Jumadilova Z et al. ICS 2005.
Kaplan S et al. J Urol. 2005;174:2273 -2276. Machino R et al. Neurourol Urodyn. 2000;21:444 -449.
Redefining the Treatment of Men Redefining the Treatment of Men
With LUTS: Summary (cont’d) With LUTS: Summary (cont’d)
• Tolterodine LA is approved for the treatment of • Published open-label and active -
OAB in men and women
comparator studies show that tolterodine
• Treatment with tolterodine of OAB in men and LA is associated with no increased risk
women showed significant effectiveness on
OAB symptoms for AUR
• Male patients with LUTS and presumed BOO are • Placebo-controlled studies show that
generally treated for prostate -related conditions tolterodine LA is associated with no
increased risk for AUR (versus placebo)
• An antimuscarinic can be added if OAB
symptoms persist Kaplan S et al. J Urol. 2005;December.
Jumadilova Z et al. ICS 2005. Kaplan S et al. J Urol. 2005;174:2273 -2276.
Lee JY et al. BJU Int. 2004;94:817 Lee JY et al. BJU Int. 2004;94:817.
Athanasopoulos A et al. J Urol. 2003;169:2253-2256. Athanasopoulos A et al. J Urol. 2003;169:2253-2256.

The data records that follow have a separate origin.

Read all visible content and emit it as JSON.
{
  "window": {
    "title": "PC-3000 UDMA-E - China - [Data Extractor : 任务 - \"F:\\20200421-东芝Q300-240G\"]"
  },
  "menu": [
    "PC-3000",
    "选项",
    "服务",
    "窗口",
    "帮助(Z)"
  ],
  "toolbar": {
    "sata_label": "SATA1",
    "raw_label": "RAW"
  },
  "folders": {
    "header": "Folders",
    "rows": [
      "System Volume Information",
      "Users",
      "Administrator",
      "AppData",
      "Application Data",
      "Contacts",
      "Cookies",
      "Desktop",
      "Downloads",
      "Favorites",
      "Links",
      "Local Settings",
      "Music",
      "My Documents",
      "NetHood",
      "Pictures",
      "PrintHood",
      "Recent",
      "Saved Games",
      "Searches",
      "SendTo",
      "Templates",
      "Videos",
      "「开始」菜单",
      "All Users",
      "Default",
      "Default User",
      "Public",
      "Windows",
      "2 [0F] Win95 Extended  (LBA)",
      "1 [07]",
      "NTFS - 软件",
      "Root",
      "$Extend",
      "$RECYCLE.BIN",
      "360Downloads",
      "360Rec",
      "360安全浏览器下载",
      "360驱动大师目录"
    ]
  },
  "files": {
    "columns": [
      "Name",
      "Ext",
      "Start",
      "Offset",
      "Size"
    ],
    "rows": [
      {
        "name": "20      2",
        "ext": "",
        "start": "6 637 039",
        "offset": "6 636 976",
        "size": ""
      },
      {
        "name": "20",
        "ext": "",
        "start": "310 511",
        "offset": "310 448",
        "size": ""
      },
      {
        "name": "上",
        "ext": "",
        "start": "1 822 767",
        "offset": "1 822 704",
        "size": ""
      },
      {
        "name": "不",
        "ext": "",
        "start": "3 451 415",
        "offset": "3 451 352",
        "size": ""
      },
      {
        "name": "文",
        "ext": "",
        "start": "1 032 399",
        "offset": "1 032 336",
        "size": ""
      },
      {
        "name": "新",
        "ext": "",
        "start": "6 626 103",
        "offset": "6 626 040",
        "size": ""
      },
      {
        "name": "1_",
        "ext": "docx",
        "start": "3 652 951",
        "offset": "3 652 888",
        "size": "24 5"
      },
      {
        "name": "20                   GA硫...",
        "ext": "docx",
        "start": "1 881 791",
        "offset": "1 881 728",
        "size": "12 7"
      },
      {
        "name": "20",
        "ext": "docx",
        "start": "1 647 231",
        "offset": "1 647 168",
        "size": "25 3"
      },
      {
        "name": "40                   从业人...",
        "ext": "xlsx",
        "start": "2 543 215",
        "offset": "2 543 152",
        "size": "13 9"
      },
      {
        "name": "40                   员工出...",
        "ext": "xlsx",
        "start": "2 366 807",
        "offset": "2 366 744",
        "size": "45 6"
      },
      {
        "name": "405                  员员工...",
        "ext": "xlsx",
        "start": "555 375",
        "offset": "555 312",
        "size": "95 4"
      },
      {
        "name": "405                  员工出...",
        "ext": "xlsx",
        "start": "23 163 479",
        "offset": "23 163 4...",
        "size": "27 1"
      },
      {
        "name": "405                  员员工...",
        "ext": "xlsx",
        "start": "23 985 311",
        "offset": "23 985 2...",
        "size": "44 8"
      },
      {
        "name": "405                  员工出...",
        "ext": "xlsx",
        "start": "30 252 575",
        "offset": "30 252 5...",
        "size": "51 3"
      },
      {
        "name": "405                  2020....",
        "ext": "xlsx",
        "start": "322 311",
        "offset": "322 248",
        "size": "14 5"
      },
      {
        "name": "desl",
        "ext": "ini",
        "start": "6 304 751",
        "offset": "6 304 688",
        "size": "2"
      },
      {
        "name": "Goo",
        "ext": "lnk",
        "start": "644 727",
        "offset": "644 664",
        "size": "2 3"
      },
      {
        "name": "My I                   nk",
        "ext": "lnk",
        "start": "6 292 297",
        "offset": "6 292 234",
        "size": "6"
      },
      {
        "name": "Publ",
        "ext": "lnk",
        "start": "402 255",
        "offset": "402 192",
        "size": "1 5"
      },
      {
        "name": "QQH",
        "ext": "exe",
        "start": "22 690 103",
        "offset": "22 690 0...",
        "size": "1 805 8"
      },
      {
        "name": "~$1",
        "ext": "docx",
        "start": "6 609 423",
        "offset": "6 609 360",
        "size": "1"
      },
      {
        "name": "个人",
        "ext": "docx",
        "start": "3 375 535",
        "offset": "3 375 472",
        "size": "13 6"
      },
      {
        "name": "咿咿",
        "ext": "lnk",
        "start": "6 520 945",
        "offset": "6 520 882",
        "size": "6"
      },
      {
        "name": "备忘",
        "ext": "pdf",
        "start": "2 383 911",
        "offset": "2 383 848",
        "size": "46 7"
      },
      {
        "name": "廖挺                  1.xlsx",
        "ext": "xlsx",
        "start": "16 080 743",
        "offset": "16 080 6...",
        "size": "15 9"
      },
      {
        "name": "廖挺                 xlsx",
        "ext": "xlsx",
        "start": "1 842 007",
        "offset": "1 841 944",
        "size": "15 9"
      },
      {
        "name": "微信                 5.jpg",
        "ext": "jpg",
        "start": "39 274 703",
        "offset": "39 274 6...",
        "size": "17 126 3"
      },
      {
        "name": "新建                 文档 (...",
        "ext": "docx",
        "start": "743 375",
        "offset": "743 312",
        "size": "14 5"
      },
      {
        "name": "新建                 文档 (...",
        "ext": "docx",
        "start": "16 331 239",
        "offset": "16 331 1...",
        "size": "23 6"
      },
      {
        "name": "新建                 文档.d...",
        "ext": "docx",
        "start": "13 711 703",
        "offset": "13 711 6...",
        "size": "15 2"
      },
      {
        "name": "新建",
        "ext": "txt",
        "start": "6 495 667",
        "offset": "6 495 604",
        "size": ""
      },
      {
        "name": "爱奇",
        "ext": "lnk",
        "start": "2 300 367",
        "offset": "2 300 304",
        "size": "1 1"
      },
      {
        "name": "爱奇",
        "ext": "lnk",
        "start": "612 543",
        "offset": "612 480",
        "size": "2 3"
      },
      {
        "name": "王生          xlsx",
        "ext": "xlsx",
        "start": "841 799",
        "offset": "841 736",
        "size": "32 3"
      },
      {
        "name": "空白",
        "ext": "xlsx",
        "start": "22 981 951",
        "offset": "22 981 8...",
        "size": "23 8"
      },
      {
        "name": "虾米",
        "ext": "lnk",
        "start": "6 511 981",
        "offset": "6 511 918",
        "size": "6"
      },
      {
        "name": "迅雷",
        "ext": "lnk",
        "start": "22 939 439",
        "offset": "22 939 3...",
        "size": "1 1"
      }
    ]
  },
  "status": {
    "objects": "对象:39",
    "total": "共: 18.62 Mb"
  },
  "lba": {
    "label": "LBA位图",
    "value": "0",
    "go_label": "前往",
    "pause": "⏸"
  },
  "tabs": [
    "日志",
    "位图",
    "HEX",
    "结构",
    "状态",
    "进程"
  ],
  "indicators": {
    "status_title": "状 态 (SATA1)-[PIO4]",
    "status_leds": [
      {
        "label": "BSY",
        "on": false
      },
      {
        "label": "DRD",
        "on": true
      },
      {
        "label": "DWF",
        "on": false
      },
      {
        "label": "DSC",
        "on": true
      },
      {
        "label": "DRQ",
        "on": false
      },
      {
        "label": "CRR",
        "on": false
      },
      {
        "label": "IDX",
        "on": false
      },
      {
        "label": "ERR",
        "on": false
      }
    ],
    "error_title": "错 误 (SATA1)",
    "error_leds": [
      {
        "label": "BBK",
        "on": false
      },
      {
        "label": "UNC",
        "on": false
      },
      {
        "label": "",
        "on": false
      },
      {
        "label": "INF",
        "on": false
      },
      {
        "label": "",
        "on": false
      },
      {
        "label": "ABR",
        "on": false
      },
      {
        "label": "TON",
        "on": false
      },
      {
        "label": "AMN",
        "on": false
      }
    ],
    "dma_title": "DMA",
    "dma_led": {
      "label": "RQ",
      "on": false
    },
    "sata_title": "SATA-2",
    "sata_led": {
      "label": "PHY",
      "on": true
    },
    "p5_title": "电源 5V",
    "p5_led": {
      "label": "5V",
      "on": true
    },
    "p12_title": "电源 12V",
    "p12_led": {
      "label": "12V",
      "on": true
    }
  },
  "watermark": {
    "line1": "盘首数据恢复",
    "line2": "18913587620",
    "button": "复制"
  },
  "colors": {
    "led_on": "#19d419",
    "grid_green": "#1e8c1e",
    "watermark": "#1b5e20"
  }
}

Abrams P et al. Neurourol Urodyn. 2001;20:547 -548. Abrams P et al. Neurourol Urodyn. 2001;20:547 -548.